We arrived at our meeting point on 45th Street, where my daughter was to skip, hop and jig the route up to Central Park with the ubiquitous and talented Niall O’Leary School of Irish Dance. A couple of burly Irish bagpipe players had just kicked off, followed closely by the rhythmic drumming of a high school band from New Jersey, behind whom we were to follow. A three-hour wait to join the parade was anticipated, but it didn’t curb an ounce of the participants’ enthusiasm; or was it because we were bang on the doorstep of an Irish pub?
Amy and I snuck in: a lemonade for her and a touch of curiosity for me. As we snaked ourway through a throng of NY Firemen supping on pints of the obligatory black stuff, I couldn’t help but marvel over the emerald sea of kitschy-clothed Manhattanites celebrating everything that is Irish.
And after imbibing a little Irish courage of my own, I whipped out my handheld recorder and learnt about the importance of having a tad (any will do) of Irish ancestry.
“Today is my Christmas…I’m not really into too many other holidays,” 32-year-old McGill enthused in his thick New York dialect. Proud of his 50 per cent Irish blood he explained: “My father instilled a lot of Irish pride in me when I was a youngster. Sadly, he passed away five-years-ago, but this was his favourite day of the year…and now it is mine.” He was “hanging out” with his sister and cousin for the day.

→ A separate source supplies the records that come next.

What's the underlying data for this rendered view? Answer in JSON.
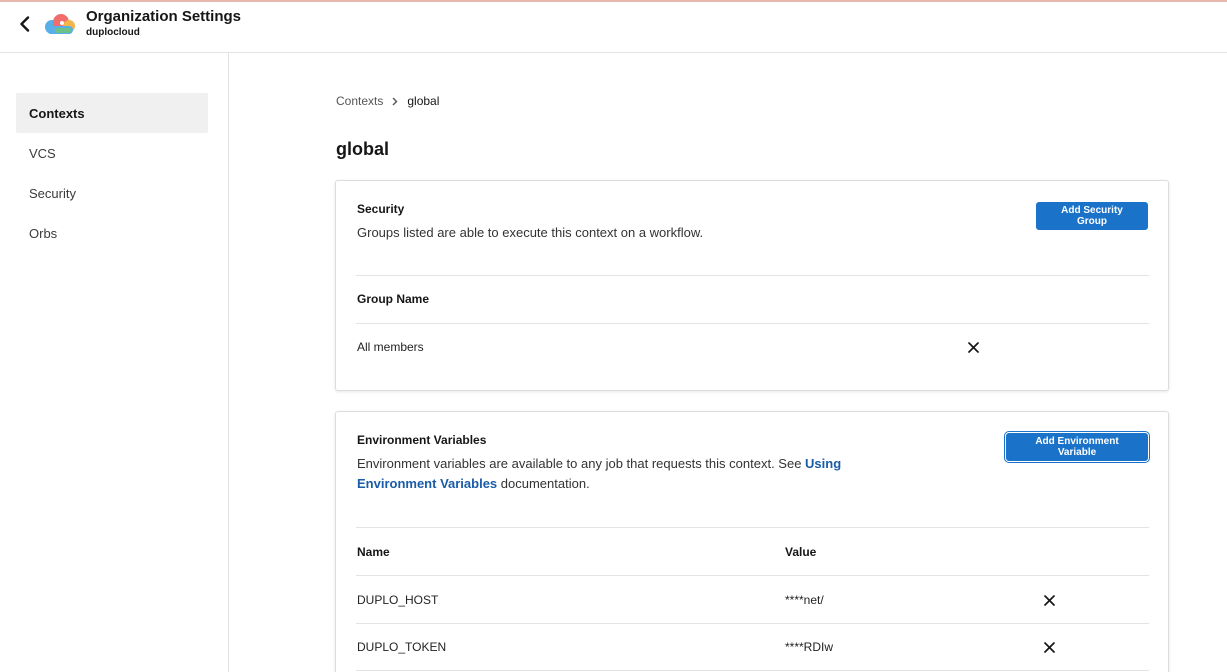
{
  "header": {
    "title": "Organization Settings",
    "org": "duplocloud",
    "back_icon": "chevron-left-icon",
    "logo_icon": "duplocloud-logo"
  },
  "sidebar": {
    "items": [
      {
        "label": "Contexts",
        "active": true
      },
      {
        "label": "VCS",
        "active": false
      },
      {
        "label": "Security",
        "active": false
      },
      {
        "label": "Orbs",
        "active": false
      }
    ]
  },
  "breadcrumb": {
    "parent": "Contexts",
    "current": "global",
    "separator_icon": "chevron-right-icon"
  },
  "page": {
    "title": "global"
  },
  "security": {
    "title": "Security",
    "description": "Groups listed are able to execute this context on a workflow.",
    "add_button": "Add Security Group",
    "column_group_name": "Group Name",
    "rows": [
      {
        "group": "All members"
      }
    ]
  },
  "env": {
    "title": "Environment Variables",
    "desc_before": "Environment variables are available to any job that requests this context. See ",
    "desc_link": "Using Environment Variables",
    "desc_after": " documentation.",
    "add_button": "Add Environment Variable",
    "column_name": "Name",
    "column_value": "Value",
    "rows": [
      {
        "name": "DUPLO_HOST",
        "value": "****net/"
      },
      {
        "name": "DUPLO_TOKEN",
        "value": "****RDIw"
      }
    ]
  },
  "colors": {
    "accent": "#1b73c9",
    "link": "#1a5ca8",
    "active_nav_bg": "#f0f0f0",
    "top_line": "#e8b7ad"
  }
}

First-timers to St Patrick’s Day celebrations, a giggly group of girls standing close said they planned to “bar-hop” their way across the city. “Maybe we’ll manage 17 bars to mark the 17th March!” Jill Laguori laughed. The shamrock tattooed 22-year-old felt her 25 per cent Irish genes were enough of an excuse to party.
“My grandfather came over to New York years ago to look for work, and I am so proud of him, his history and my heritage…and while I’ve never been to Ireland, it’s on my list,” Kelly Zukowski explained while waiting at the bar. She’s a mix of Irish (her Irish mother named her Kelly, a popular Irish name), and Polish ancestry.
A table of jolly-looking older gentleman nursing their Guinness and wearing “All Hallows” white-satin school sashes invited us to join them.
“There’s about a dozen of us from Old Hallows High School, Class of 1969, joining today’s parade,” Thomas DeRito, 61, explained. They first marched in this historic parade as “junior highs” (aged 17), and they have been raising money ever since to keep The Bronx-based school, one of the first Irish Congregation of Christian Brothers boys’ schools founded in America, afloat. DeRito, whose grandmother hails from County Clare, hasn’t missed many years in-between neither…
Kevin Duignana, also from Class ’69, keenly chimed in: “The school, founded in 1909, follows the principles of Catholic missionary ‘Brother Edmund Rice’, who originally petitioned Rome to set up a teaching order to help educate, both morally and scholastically, the poor children of Ireland.” Today, 670 boys, predominantly of African-American and Hispanic origin, attend the school.
Peter Donahue (centre): “New York is probably the epicentre of Irish emigration, from 1840s to early part of 20th Century and even now, given the recent mini-wave of immigrants from Southern Ireland owing to the economic situation.”
What does St Patrick’s Day mean to them today? “I feel it’s all about celebrating our heritage and continuing the traditions handed down by our parents and grandparents,” Peter Donahue, 60, rounded off before emptying his pint.
Our cue came at 230pm and the bar emptied. The Niall O’Leary dancers quickly assembled into neat rows in the bright sunshine behind the school’s banner, ready to perform before the cameras and the green masses lining Fifth Avenue.
And on a day when it’s cool to brag about one’s Irish connections: I am proud to say Amy jigged alongside some honest-to-God 100% pure Irish folk—the charming Greene children aged 9, 7 and 6…
Kenneth, their father, while pleased to maintain one of the Irish traditions on this day, muttered in his thick Irish brogue as he adjusted his son’s tie for umpteen time: “It’s the first St Patrick’s Day where not a drop of alcohol has passed my lips by this time of the day!”
Niall O'Leary dancers "Snaking into Brownian Motion" on Fifth Avenue, alongside Central Park